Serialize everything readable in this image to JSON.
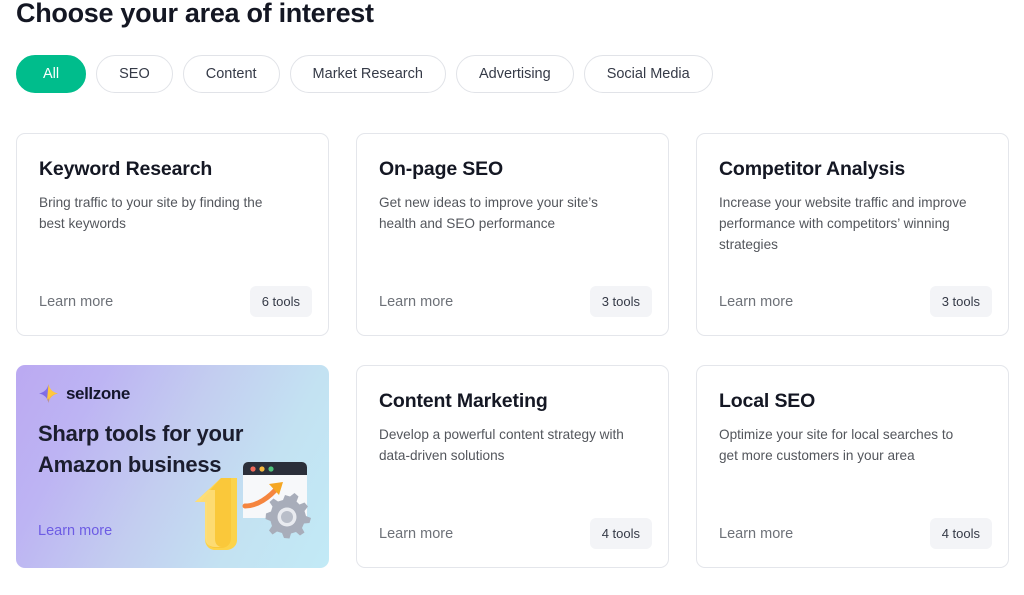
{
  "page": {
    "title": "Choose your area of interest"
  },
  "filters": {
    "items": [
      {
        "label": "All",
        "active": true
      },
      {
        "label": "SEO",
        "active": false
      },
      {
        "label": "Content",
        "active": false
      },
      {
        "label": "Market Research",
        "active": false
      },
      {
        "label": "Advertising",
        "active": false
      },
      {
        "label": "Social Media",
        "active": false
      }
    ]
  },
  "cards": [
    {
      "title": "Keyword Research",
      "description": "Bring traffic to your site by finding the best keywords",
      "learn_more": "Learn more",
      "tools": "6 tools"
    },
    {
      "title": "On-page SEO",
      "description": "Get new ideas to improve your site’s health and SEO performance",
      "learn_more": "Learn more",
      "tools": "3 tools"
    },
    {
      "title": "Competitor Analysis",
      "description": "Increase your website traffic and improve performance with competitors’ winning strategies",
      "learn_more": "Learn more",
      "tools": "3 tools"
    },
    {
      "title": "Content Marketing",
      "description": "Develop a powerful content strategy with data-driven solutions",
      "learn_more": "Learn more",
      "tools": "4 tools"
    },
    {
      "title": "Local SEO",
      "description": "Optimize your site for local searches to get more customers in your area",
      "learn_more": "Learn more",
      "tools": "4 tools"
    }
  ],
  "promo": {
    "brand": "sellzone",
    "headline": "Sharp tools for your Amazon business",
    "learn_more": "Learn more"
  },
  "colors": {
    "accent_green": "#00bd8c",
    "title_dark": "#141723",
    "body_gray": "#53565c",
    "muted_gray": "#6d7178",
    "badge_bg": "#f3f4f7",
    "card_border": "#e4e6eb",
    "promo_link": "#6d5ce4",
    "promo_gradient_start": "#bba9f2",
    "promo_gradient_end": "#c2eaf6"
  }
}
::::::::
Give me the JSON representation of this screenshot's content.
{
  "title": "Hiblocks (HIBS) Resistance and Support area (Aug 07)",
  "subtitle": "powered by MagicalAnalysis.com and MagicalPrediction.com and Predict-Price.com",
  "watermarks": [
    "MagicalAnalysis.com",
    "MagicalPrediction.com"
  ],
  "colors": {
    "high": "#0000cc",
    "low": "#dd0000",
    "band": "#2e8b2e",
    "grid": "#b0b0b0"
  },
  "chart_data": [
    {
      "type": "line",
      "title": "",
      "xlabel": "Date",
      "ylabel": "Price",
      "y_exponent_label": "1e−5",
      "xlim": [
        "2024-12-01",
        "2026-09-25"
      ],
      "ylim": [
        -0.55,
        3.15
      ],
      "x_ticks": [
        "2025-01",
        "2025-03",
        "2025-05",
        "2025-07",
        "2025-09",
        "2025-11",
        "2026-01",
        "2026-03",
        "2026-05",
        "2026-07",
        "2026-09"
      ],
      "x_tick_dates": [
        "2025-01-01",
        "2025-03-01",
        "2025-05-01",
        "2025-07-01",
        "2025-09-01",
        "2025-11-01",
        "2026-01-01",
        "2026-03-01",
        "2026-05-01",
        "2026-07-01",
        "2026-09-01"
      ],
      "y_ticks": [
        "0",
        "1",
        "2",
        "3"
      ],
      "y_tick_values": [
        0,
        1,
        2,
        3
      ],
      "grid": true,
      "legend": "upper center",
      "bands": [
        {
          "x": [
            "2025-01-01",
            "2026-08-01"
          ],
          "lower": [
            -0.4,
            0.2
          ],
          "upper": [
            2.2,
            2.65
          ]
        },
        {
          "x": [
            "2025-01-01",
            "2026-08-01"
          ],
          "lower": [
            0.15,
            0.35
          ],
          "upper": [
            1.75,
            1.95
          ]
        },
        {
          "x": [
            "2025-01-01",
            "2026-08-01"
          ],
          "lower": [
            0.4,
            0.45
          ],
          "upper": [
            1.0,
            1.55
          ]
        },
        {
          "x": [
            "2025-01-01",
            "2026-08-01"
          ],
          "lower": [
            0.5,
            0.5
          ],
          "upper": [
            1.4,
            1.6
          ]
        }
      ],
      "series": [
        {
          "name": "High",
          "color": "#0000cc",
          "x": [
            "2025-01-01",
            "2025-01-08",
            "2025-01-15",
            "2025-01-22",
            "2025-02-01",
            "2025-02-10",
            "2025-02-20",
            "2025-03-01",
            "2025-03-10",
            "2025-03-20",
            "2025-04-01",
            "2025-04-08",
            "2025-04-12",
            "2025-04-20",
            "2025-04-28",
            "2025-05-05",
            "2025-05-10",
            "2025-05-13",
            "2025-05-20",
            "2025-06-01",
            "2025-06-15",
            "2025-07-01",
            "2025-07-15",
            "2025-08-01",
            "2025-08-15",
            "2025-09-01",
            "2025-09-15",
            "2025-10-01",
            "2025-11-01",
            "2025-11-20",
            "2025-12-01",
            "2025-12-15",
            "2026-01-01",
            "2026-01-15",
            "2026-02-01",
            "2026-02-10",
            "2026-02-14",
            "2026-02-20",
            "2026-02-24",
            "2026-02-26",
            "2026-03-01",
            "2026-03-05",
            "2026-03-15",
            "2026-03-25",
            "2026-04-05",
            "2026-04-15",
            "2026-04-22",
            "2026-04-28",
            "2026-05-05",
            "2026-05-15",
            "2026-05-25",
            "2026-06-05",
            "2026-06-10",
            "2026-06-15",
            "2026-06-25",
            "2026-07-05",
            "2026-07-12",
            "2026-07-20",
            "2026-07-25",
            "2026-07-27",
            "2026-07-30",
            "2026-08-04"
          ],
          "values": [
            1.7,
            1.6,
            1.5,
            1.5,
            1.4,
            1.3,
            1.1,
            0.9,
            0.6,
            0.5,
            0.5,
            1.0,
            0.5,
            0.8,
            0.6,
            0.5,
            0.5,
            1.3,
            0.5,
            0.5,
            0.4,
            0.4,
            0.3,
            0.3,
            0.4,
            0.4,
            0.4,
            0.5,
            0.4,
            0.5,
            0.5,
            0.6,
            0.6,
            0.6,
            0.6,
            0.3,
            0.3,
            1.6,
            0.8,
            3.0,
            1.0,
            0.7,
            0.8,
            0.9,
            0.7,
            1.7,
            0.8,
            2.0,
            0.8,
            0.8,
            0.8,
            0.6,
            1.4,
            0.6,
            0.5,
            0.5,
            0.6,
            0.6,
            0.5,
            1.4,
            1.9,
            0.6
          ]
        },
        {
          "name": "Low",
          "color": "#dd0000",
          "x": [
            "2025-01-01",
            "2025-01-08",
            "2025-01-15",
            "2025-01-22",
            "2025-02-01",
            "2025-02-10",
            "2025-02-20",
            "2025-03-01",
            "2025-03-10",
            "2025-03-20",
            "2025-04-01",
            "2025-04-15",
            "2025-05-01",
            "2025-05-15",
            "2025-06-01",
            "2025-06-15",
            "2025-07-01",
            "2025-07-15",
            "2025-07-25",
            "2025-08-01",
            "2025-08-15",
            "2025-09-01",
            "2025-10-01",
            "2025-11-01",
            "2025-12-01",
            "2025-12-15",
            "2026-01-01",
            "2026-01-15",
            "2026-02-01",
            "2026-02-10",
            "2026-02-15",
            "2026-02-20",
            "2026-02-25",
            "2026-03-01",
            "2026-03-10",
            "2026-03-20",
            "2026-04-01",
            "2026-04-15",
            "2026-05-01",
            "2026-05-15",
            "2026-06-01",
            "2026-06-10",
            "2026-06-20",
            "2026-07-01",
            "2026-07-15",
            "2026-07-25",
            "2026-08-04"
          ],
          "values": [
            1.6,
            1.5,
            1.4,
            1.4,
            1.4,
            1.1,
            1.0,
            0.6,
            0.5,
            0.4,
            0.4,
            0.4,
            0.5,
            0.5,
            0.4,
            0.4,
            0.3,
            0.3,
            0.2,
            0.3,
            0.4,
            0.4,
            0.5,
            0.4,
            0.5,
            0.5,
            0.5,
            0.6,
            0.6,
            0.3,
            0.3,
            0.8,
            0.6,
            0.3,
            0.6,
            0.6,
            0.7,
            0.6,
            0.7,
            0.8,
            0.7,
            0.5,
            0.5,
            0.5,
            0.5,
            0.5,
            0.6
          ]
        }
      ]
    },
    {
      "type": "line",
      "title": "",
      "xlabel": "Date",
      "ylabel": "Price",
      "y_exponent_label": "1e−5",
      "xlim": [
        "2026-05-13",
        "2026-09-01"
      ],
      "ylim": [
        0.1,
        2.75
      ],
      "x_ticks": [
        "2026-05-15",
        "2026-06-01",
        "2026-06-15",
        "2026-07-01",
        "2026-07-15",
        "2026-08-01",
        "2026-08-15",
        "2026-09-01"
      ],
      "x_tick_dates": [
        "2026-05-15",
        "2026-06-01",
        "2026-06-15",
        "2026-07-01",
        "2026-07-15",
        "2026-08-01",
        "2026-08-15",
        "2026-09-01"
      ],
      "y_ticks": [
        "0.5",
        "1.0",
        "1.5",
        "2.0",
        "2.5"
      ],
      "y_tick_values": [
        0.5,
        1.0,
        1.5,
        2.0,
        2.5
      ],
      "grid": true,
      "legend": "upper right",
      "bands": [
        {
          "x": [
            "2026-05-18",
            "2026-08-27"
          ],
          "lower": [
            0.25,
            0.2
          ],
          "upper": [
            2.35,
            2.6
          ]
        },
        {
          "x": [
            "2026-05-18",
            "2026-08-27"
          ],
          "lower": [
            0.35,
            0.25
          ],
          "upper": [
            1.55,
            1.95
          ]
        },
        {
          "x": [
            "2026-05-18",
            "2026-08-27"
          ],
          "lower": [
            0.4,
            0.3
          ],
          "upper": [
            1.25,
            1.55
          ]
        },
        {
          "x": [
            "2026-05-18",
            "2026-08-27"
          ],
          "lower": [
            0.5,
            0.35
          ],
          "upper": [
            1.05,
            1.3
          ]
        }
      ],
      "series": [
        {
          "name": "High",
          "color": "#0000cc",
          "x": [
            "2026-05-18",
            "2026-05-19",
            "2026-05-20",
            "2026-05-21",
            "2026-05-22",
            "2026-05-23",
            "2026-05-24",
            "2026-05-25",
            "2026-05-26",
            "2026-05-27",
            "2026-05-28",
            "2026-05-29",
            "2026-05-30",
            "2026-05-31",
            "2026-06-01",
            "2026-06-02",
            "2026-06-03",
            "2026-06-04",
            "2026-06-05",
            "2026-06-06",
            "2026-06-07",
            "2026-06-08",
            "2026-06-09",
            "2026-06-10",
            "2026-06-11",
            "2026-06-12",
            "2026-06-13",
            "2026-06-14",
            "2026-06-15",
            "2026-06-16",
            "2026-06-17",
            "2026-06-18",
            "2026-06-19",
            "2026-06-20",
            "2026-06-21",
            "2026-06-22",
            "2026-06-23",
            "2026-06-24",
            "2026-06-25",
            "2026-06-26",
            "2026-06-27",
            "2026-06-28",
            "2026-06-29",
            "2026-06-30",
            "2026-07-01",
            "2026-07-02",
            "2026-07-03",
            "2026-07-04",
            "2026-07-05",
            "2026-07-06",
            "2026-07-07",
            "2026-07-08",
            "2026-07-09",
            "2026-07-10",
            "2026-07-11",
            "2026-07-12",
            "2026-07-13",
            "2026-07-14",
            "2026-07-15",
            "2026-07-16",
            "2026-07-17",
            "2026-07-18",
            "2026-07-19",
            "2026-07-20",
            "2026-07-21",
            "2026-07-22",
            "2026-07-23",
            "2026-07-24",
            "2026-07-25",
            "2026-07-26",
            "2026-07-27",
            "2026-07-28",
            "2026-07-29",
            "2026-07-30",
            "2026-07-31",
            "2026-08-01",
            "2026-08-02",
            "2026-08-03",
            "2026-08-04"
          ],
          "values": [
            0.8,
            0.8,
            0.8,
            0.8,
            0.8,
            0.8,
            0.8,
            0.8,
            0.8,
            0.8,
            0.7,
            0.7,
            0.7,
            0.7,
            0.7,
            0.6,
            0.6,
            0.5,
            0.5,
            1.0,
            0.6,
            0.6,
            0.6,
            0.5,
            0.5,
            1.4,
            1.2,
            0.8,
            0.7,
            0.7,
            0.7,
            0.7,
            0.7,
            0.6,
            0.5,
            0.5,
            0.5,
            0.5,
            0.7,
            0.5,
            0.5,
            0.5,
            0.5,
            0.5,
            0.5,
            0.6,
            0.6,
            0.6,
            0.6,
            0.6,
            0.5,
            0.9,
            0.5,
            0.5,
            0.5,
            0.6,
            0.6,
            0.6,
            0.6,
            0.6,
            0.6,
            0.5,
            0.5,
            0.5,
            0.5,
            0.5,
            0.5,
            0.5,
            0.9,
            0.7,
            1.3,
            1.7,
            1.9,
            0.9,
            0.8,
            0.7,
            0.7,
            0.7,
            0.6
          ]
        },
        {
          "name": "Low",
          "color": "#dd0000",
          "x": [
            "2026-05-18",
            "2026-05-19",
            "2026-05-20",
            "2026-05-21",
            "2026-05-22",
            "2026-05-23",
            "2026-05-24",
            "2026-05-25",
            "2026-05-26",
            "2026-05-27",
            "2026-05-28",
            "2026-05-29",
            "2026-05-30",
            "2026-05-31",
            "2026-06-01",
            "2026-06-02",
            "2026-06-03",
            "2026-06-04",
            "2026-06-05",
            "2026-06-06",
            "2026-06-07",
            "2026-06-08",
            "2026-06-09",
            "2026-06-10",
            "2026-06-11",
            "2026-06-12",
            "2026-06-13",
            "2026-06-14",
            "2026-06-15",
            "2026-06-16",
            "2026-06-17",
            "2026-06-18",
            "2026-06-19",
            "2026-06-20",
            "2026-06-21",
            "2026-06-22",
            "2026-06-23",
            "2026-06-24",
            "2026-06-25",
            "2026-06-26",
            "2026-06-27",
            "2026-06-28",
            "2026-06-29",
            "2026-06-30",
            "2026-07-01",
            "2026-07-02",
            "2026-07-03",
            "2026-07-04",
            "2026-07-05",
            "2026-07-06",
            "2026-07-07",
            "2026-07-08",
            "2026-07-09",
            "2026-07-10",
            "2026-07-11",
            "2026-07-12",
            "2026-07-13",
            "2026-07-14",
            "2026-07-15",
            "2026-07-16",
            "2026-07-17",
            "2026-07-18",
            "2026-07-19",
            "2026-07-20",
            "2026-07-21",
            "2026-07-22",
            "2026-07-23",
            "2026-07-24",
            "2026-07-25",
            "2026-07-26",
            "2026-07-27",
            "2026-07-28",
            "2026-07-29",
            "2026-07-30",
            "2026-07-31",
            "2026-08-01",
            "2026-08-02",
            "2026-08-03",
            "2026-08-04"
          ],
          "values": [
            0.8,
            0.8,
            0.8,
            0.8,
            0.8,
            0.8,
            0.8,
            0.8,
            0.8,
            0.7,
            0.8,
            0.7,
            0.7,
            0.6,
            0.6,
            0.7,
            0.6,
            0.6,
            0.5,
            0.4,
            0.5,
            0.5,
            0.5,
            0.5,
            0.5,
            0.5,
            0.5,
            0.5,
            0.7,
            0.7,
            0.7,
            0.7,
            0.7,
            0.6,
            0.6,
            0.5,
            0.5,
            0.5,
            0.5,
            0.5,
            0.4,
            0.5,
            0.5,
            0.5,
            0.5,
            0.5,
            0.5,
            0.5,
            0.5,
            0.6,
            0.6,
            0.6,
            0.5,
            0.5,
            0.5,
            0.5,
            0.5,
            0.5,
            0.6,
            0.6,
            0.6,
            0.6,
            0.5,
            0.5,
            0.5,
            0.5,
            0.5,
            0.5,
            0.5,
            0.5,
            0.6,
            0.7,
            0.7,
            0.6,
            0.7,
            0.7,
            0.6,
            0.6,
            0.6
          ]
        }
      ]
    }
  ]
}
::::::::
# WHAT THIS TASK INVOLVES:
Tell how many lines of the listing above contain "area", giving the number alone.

# RESPONSE BELOW:
3